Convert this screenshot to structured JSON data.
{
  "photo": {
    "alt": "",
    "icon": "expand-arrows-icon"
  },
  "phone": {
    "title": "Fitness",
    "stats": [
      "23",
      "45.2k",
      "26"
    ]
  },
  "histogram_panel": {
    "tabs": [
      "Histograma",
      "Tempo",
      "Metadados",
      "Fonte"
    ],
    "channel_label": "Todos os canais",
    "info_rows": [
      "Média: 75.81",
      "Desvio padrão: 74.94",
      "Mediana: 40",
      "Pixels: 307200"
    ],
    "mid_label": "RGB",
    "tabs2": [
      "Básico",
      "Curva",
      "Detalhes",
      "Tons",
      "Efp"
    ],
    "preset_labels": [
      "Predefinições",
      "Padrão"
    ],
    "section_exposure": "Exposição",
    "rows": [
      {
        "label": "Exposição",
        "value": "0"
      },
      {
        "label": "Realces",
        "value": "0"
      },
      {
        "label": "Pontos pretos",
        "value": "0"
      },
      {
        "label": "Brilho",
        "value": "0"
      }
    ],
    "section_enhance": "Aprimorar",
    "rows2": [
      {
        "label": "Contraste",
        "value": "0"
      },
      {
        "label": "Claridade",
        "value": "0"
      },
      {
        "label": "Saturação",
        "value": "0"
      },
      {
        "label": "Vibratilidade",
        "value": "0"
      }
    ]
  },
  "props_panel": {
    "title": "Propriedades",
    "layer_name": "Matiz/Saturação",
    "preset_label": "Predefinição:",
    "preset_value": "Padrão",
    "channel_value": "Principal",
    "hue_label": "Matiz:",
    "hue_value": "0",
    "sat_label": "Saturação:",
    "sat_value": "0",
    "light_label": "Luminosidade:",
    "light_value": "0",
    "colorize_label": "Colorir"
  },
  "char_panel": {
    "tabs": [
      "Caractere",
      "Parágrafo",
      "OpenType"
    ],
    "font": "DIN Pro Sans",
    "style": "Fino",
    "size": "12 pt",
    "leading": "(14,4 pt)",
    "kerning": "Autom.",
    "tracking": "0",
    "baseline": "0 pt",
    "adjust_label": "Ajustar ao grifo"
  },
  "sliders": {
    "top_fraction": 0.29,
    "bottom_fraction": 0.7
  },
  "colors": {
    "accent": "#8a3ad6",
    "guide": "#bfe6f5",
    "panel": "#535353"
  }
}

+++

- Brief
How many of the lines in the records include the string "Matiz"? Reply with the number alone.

- Answer box
2